Task material section start

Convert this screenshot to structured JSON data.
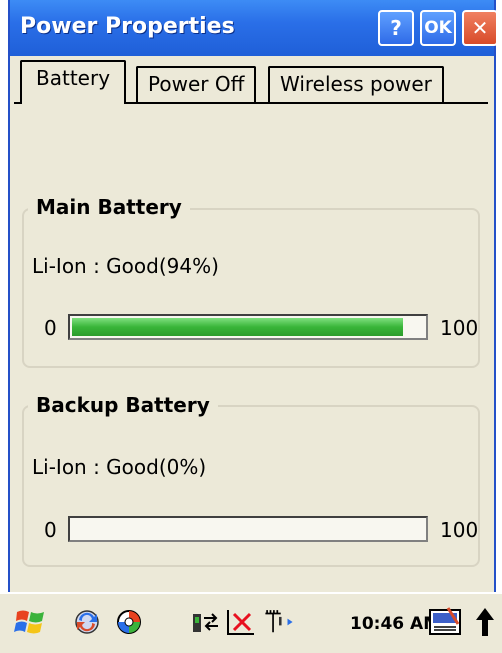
{
  "window": {
    "title": "Power Properties"
  },
  "titlebar_buttons": {
    "help": "?",
    "ok": "OK",
    "close": "✕"
  },
  "tabs": [
    {
      "label": "Battery",
      "active": true
    },
    {
      "label": "Power Off",
      "active": false
    },
    {
      "label": "Wireless power",
      "active": false
    }
  ],
  "main_battery": {
    "title": "Main Battery",
    "status": "Li-Ion : Good(94%)",
    "level_percent": 94,
    "scale_min": "0",
    "scale_max": "100"
  },
  "backup_battery": {
    "title": "Backup Battery",
    "status": "Li-Ion : Good(0%)",
    "level_percent": 0,
    "scale_min": "0",
    "scale_max": "100"
  },
  "taskbar": {
    "clock": "10:46 AM",
    "icons": [
      "start-windows-flag-icon",
      "sync-icon",
      "color-wheel-icon",
      "network-connect-icon",
      "error-x-icon",
      "signal-antenna-icon",
      "input-panel-icon",
      "up-arrow-icon"
    ]
  },
  "colors": {
    "titlebar": "#2A6FE8",
    "battery_fill": "#39B539",
    "window_bg": "#ECE9D8"
  }
}
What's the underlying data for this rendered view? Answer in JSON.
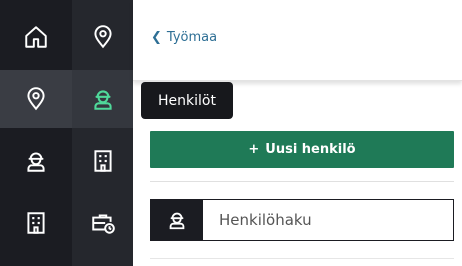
{
  "topbar": {
    "back_label": "Työmaa"
  },
  "tooltip": {
    "label": "Henkilöt"
  },
  "actions": {
    "new_person_label": "Uusi henkilö"
  },
  "search": {
    "placeholder": "Henkilöhaku"
  },
  "sidebar": {
    "primary": [
      "home-icon",
      "location-pin-icon",
      "worker-icon",
      "building-icon"
    ],
    "secondary": [
      "location-pin-icon",
      "worker-icon",
      "building-icon",
      "toolbox-clock-icon"
    ]
  },
  "colors": {
    "rail_dark": "#1b1c22",
    "rail_secondary": "#25272d",
    "accent_green": "#1f7a57",
    "active_icon": "#4fd99a",
    "link_blue": "#2e6f95"
  }
}
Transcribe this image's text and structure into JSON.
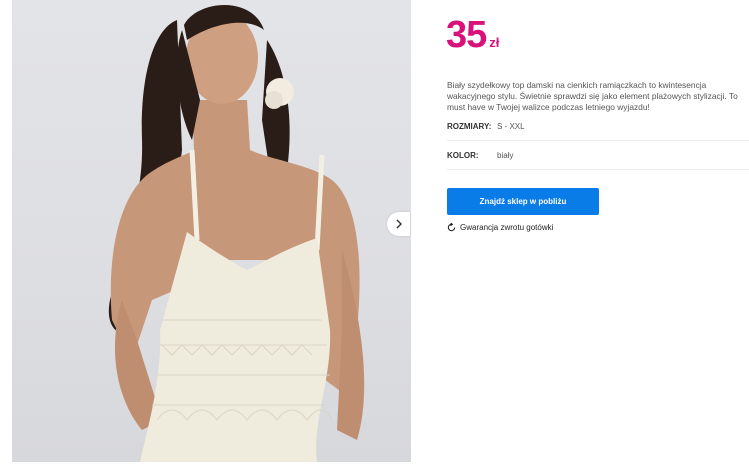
{
  "product": {
    "price": "35",
    "currency": "zł",
    "top_cut_text": "...",
    "description": "Biały szydełkowy top damski na cienkich ramiączkach to kwintesencja wakacyjnego stylu. Świetnie sprawdzi się jako element plażowych stylizacji. To must have w Twojej walizce podczas letniego wyjazdu!",
    "sizes": {
      "label": "ROZMIARY:",
      "value": "S - XXL"
    },
    "color": {
      "label": "KOLOR:",
      "value": "biały"
    },
    "find_store_label": "Znajdź sklep w pobliżu",
    "guarantee_label": "Gwarancja zwrotu gotówki"
  },
  "gallery": {
    "next_icon": "chevron-right-icon",
    "image": "woman wearing white crochet top"
  },
  "colors": {
    "price": "#d9117a",
    "button": "#0a7ce8"
  }
}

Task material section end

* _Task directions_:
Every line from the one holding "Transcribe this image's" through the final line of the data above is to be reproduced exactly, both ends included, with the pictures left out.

* _Your solution_:
Transcribe this image's text and structure into JSON.
{
  "product": {
    "price": "35",
    "currency": "zł",
    "top_cut_text": "...",
    "description": "Biały szydełkowy top damski na cienkich ramiączkach to kwintesencja wakacyjnego stylu. Świetnie sprawdzi się jako element plażowych stylizacji. To must have w Twojej walizce podczas letniego wyjazdu!",
    "sizes": {
      "label": "ROZMIARY:",
      "value": "S - XXL"
    },
    "color": {
      "label": "KOLOR:",
      "value": "biały"
    },
    "find_store_label": "Znajdź sklep w pobliżu",
    "guarantee_label": "Gwarancja zwrotu gotówki"
  },
  "gallery": {
    "next_icon": "chevron-right-icon",
    "image": "woman wearing white crochet top"
  },
  "colors": {
    "price": "#d9117a",
    "button": "#0a7ce8"
  }
}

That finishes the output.